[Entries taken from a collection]
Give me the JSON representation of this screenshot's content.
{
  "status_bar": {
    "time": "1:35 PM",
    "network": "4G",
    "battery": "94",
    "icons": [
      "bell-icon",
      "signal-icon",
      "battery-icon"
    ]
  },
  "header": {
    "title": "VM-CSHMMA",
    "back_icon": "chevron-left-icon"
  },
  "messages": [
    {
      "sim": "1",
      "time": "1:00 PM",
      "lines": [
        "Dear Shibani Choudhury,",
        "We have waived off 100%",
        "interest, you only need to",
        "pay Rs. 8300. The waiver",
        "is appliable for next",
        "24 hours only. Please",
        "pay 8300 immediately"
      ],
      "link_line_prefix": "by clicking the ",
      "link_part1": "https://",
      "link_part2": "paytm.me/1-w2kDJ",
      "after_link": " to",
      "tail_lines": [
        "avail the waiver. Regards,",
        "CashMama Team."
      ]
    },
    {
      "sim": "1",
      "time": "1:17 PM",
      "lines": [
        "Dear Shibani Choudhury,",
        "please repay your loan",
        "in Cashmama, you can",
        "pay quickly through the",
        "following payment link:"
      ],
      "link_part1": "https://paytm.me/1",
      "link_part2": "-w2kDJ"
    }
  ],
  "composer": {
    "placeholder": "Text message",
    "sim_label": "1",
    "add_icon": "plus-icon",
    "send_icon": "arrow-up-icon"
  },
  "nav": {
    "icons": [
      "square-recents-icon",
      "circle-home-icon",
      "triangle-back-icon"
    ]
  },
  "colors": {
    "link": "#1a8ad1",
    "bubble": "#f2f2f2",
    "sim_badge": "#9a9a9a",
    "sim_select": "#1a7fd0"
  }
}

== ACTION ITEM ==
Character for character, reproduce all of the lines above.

== RESULT OF THIS EXERCISE ==
Give me the JSON representation of this screenshot's content.
{
  "status_bar": {
    "time": "1:35 PM",
    "network": "4G",
    "battery": "94",
    "icons": [
      "bell-icon",
      "signal-icon",
      "battery-icon"
    ]
  },
  "header": {
    "title": "VM-CSHMMA",
    "back_icon": "chevron-left-icon"
  },
  "messages": [
    {
      "sim": "1",
      "time": "1:00 PM",
      "lines": [
        "Dear Shibani Choudhury,",
        "We have waived off 100%",
        "interest, you only need to",
        "pay Rs. 8300. The waiver",
        "is appliable for next",
        "24 hours only. Please",
        "pay 8300 immediately"
      ],
      "link_line_prefix": "by clicking the ",
      "link_part1": "https://",
      "link_part2": "paytm.me/1-w2kDJ",
      "after_link": " to",
      "tail_lines": [
        "avail the waiver. Regards,",
        "CashMama Team."
      ]
    },
    {
      "sim": "1",
      "time": "1:17 PM",
      "lines": [
        "Dear Shibani Choudhury,",
        "please repay your loan",
        "in Cashmama, you can",
        "pay quickly through the",
        "following payment link:"
      ],
      "link_part1": "https://paytm.me/1",
      "link_part2": "-w2kDJ"
    }
  ],
  "composer": {
    "placeholder": "Text message",
    "sim_label": "1",
    "add_icon": "plus-icon",
    "send_icon": "arrow-up-icon"
  },
  "nav": {
    "icons": [
      "square-recents-icon",
      "circle-home-icon",
      "triangle-back-icon"
    ]
  },
  "colors": {
    "link": "#1a8ad1",
    "bubble": "#f2f2f2",
    "sim_badge": "#9a9a9a",
    "sim_select": "#1a7fd0"
  }
}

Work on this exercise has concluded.